▶ Action item
Pull from the data below each line where the word "this" occurs, and copy it.

Stored items from a collection

Content starts

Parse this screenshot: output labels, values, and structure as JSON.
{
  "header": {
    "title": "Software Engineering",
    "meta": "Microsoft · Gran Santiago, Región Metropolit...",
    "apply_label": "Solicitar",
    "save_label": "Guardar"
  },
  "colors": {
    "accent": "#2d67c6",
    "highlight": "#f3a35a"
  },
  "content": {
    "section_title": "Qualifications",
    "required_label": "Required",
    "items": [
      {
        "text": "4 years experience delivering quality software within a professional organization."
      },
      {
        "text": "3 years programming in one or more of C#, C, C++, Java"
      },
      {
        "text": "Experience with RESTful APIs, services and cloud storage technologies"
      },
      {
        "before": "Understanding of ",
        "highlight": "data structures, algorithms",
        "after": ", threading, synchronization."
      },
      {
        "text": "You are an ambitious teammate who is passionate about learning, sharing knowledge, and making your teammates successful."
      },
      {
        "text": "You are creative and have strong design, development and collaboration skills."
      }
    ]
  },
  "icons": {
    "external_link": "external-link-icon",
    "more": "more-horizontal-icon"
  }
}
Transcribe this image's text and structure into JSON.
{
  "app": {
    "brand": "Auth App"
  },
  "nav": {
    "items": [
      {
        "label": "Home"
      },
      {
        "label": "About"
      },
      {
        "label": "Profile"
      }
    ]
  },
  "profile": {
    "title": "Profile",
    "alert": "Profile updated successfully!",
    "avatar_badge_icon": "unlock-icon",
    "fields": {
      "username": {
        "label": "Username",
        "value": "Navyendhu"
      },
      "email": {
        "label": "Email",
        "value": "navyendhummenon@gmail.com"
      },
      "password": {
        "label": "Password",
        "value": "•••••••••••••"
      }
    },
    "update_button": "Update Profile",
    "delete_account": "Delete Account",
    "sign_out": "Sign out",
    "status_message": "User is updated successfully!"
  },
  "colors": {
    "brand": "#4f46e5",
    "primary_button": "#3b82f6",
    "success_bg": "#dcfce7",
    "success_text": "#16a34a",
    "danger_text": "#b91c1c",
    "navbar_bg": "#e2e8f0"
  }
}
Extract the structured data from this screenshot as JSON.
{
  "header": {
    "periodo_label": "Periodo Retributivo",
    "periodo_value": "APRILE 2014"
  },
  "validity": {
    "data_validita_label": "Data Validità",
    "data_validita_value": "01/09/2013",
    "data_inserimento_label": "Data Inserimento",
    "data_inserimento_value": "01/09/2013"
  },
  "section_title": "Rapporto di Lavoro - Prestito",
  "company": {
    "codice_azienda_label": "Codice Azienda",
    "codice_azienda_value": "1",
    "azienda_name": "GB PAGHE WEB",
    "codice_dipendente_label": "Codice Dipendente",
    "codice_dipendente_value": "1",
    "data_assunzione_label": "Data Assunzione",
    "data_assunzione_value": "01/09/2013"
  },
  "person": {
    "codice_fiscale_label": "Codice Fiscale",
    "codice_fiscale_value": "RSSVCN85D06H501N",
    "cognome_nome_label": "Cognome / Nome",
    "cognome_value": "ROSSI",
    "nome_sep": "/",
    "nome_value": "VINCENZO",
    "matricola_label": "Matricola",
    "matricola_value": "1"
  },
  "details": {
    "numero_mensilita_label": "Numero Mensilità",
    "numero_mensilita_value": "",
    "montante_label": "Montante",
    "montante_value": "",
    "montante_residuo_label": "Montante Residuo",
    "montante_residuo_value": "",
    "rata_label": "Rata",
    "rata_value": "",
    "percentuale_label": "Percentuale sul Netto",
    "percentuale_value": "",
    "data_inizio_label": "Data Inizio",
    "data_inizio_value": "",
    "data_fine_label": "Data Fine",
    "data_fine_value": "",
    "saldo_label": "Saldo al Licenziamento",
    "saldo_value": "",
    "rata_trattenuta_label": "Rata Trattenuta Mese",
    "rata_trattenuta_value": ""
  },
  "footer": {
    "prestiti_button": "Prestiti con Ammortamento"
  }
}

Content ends

▶ Response to the task
Parse this screenshot: output labels, values, and structure as JSON.
Transcribe this image's text and structure into JSON.
Extract the structured data from this screenshot as JSON.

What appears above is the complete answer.